Your objective:
The output should be all lines of the entries below in which the word "name" occurs.

--- START ---

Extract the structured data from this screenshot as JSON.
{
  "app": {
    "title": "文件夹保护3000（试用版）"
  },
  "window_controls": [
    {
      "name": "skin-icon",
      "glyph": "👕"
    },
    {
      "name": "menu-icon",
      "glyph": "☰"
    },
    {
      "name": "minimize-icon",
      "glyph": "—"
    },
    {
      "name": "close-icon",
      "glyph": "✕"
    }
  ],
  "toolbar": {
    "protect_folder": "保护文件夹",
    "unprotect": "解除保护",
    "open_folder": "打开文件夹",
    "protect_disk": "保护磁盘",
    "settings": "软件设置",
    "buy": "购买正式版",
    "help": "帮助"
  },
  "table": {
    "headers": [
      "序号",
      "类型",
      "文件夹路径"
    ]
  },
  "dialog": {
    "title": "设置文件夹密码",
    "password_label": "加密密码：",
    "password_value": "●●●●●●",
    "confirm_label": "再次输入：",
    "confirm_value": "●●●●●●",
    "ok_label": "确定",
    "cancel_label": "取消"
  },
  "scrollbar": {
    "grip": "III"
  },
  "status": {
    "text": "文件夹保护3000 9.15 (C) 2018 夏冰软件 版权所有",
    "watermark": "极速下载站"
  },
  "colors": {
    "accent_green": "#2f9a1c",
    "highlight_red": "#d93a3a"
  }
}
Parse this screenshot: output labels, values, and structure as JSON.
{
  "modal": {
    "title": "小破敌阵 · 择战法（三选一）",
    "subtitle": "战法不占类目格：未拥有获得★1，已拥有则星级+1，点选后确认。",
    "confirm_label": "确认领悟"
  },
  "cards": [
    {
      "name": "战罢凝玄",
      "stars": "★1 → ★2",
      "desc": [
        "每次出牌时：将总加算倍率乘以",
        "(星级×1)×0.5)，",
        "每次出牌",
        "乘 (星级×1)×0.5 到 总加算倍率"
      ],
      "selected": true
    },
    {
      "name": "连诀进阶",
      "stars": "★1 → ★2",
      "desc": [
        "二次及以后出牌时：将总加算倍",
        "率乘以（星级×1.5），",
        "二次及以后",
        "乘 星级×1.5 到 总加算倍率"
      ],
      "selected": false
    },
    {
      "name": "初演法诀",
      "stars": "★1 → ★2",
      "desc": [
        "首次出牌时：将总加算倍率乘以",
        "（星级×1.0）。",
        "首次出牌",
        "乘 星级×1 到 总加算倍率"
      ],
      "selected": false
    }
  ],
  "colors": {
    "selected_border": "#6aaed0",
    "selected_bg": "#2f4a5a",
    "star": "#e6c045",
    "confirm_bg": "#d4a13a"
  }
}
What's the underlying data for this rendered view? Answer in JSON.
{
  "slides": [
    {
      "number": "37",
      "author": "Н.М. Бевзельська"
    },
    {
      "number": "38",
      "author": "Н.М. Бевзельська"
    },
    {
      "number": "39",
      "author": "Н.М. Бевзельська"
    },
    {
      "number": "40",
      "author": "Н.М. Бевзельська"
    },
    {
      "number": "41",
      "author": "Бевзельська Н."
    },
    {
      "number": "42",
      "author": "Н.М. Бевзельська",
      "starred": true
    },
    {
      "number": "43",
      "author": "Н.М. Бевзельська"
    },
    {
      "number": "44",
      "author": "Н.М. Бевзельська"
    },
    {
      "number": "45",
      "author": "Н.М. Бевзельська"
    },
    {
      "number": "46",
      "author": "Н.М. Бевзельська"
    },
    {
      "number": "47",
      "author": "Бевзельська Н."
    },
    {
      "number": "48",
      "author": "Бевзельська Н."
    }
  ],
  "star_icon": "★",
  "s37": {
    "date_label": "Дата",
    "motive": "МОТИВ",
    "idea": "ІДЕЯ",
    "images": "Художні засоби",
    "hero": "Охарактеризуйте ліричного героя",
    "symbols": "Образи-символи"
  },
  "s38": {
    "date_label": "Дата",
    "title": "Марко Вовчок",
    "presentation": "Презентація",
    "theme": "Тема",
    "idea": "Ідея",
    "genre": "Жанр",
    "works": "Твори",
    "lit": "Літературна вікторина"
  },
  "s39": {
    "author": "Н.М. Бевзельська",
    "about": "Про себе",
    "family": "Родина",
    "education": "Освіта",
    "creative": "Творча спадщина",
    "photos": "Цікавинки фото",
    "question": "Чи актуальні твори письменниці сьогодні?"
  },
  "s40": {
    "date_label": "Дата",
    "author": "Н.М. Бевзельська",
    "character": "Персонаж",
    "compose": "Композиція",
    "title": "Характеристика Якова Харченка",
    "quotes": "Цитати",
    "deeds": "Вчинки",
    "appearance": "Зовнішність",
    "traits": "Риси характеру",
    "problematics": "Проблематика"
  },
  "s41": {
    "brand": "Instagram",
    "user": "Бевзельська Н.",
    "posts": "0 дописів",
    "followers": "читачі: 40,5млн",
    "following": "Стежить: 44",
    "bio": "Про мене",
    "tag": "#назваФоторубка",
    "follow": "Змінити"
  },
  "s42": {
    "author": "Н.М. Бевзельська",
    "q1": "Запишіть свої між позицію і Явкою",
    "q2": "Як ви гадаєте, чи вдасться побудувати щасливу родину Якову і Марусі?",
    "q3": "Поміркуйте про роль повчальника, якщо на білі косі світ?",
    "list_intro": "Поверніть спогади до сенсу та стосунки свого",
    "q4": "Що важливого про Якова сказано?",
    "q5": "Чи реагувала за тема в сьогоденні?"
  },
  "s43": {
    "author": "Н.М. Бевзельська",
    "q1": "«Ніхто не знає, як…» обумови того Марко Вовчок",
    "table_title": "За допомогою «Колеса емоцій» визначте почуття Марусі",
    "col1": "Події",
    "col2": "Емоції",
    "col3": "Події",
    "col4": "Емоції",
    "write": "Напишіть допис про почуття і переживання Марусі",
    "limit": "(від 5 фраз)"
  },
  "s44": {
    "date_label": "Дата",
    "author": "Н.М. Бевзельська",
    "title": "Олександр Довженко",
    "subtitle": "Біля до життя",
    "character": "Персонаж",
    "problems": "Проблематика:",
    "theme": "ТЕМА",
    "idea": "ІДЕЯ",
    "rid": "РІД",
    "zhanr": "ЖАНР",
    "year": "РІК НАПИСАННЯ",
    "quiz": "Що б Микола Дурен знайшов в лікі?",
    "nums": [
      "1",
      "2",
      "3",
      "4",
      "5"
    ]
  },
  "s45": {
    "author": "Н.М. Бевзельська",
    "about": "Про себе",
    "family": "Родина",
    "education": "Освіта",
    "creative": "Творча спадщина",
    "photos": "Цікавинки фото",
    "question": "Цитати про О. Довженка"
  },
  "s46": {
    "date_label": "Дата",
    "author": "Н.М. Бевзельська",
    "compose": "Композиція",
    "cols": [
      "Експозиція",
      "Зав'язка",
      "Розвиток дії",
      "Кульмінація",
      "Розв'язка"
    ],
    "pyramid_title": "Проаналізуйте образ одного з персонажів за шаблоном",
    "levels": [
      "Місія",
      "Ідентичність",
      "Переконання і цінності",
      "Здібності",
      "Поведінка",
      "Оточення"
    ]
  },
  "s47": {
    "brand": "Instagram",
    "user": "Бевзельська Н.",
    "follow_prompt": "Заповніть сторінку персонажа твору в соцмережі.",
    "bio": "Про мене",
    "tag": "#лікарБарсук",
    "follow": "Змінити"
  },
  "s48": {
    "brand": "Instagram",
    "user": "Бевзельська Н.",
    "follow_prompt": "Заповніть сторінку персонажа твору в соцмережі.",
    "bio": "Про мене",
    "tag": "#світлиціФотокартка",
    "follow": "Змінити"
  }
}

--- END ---

Answer to this problem:
      "name": "skin-icon",
      "name": "menu-icon",
      "name": "minimize-icon",
      "name": "close-icon",
      "name": "战罢凝玄",
      "name": "连诀进阶",
      "name": "初演法诀",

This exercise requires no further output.